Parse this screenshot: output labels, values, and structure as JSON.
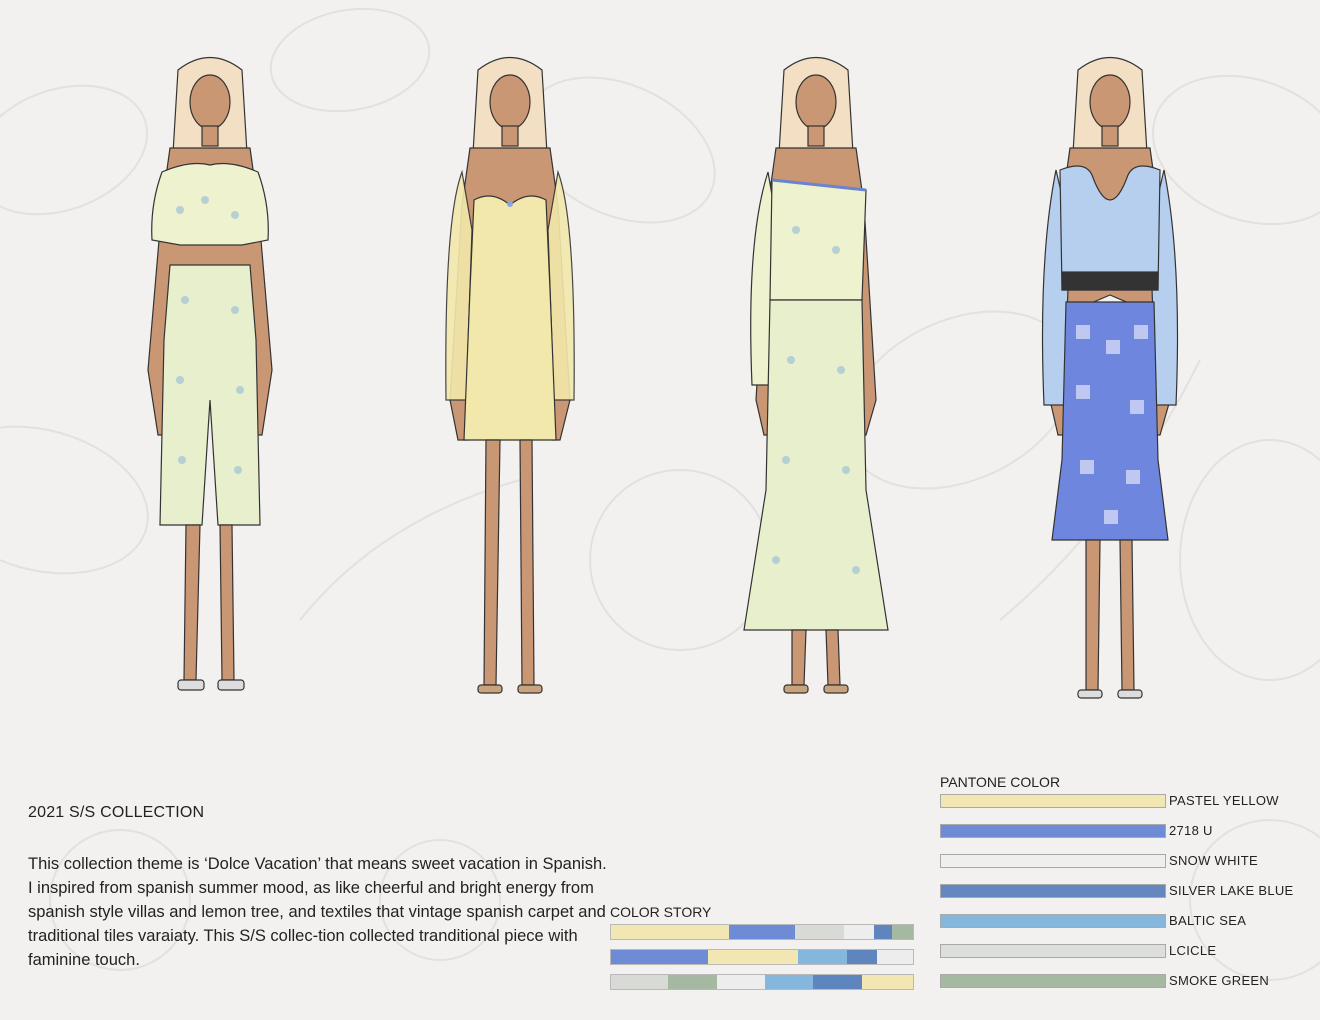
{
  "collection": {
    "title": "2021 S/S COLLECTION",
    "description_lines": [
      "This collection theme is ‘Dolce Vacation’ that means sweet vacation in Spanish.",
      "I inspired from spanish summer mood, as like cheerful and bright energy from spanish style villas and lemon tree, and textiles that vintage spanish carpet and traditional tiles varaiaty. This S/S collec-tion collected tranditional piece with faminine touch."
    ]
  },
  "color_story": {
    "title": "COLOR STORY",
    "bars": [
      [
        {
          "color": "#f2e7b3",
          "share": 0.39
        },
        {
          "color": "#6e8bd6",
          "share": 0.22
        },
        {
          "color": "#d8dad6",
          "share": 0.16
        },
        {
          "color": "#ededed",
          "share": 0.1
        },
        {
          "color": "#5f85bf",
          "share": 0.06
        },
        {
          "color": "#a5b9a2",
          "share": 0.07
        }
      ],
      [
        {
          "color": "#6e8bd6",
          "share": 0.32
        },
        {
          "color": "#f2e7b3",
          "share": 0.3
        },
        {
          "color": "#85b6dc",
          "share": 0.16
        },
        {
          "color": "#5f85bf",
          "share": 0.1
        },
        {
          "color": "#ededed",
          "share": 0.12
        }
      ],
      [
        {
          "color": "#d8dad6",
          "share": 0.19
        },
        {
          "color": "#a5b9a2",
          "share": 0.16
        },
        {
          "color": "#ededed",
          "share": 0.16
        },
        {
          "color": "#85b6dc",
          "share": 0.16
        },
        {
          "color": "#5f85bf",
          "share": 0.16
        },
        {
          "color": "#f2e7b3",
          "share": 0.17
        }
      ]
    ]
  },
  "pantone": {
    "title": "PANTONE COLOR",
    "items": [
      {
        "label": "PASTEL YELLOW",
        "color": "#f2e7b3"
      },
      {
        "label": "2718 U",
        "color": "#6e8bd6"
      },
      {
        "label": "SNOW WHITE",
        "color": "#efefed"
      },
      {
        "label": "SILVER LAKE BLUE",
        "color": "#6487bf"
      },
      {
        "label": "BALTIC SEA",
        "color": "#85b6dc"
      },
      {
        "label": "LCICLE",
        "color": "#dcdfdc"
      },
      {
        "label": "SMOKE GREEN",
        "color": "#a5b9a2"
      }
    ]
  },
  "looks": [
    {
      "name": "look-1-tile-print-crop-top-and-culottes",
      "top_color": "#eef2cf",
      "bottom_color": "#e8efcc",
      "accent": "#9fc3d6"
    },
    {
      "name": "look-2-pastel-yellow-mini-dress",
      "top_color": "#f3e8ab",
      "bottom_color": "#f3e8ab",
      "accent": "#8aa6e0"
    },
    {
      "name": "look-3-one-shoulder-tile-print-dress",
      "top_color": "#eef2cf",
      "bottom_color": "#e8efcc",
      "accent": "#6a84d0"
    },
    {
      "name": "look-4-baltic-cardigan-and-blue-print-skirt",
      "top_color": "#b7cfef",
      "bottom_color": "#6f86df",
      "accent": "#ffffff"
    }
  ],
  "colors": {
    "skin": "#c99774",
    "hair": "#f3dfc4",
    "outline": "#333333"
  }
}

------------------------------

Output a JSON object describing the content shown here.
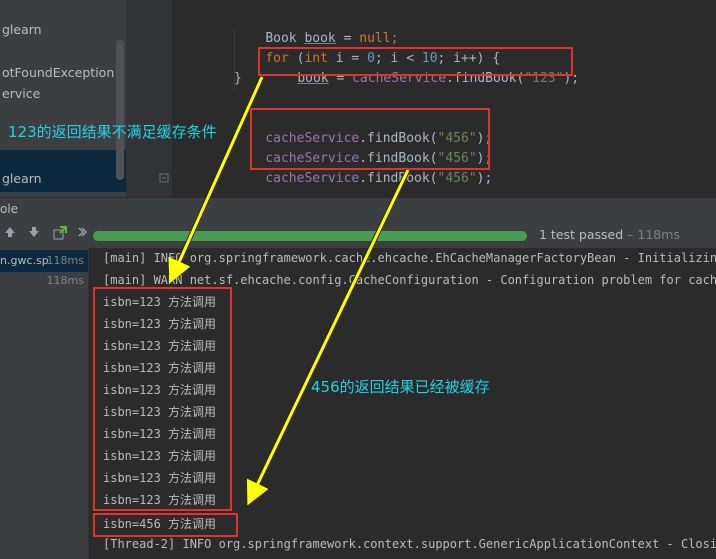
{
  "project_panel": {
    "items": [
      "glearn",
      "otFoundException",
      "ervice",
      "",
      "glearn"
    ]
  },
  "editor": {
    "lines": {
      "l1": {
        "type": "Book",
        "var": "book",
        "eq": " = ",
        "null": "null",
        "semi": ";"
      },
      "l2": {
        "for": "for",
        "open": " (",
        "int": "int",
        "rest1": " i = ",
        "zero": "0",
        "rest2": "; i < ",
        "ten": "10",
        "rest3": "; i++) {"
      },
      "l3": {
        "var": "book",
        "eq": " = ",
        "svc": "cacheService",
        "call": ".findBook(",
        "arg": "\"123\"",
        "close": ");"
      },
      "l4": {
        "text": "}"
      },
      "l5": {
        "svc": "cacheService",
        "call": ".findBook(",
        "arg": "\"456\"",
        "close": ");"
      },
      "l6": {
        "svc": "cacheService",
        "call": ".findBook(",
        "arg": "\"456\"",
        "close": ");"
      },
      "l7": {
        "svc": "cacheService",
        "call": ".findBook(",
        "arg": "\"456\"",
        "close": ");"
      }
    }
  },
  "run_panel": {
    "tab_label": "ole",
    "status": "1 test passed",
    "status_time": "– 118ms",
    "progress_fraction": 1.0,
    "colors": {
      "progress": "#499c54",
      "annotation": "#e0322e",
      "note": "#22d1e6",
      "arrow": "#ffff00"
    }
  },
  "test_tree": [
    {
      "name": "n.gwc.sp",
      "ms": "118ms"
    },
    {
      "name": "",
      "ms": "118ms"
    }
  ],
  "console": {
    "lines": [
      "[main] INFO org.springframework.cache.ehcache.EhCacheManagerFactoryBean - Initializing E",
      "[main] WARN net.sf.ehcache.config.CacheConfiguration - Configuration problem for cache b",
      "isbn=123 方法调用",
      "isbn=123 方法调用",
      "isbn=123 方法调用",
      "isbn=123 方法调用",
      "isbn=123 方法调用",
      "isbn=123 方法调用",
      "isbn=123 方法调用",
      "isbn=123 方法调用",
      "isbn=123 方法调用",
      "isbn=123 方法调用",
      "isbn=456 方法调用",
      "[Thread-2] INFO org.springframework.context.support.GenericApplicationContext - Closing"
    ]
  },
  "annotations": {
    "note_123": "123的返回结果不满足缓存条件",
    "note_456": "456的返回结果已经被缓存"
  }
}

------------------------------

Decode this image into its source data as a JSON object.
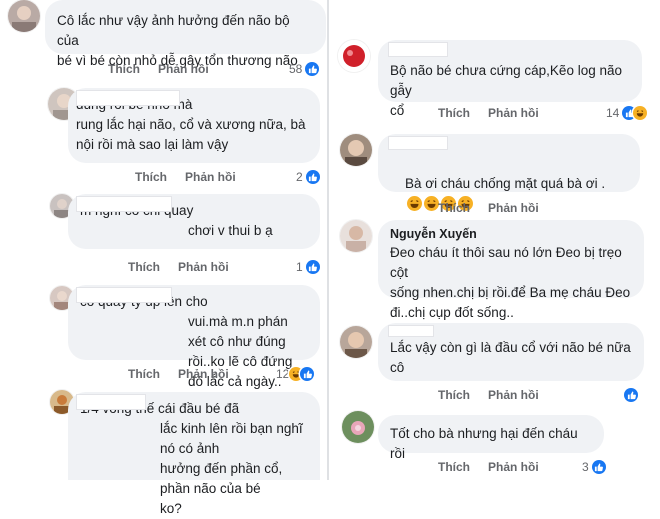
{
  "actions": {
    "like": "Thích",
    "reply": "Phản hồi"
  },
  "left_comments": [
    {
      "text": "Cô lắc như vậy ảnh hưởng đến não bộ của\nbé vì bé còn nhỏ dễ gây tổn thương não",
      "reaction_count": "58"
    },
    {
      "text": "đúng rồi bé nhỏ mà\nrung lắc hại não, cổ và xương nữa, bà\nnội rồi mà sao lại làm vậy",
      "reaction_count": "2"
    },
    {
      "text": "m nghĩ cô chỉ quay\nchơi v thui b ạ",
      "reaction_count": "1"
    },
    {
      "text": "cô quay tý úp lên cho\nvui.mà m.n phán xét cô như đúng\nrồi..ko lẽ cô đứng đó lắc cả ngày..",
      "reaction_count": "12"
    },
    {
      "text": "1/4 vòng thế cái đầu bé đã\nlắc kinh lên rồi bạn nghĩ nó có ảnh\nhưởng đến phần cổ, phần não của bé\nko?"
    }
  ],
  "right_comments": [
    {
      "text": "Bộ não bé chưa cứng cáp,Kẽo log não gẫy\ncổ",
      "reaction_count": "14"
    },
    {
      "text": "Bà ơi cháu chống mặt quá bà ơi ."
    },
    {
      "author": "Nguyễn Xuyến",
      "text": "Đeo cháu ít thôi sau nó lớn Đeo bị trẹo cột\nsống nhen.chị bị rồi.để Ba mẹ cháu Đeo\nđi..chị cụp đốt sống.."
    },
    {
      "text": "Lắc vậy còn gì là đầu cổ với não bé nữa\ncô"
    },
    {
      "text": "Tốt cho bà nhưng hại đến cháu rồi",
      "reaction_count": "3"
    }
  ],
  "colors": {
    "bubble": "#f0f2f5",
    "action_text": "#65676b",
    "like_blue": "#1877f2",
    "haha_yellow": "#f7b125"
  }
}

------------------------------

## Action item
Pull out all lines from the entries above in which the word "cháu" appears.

## Solution to the problem
      "text": "Bà ơi cháu chống mặt quá bà ơi ."
      "text": "Đeo cháu ít thôi sau nó lớn Đeo bị trẹo cột\nsống nhen.chị bị rồi.để Ba mẹ cháu Đeo\nđi..chị cụp đốt sống.."
      "text": "Tốt cho bà nhưng hại đến cháu rồi",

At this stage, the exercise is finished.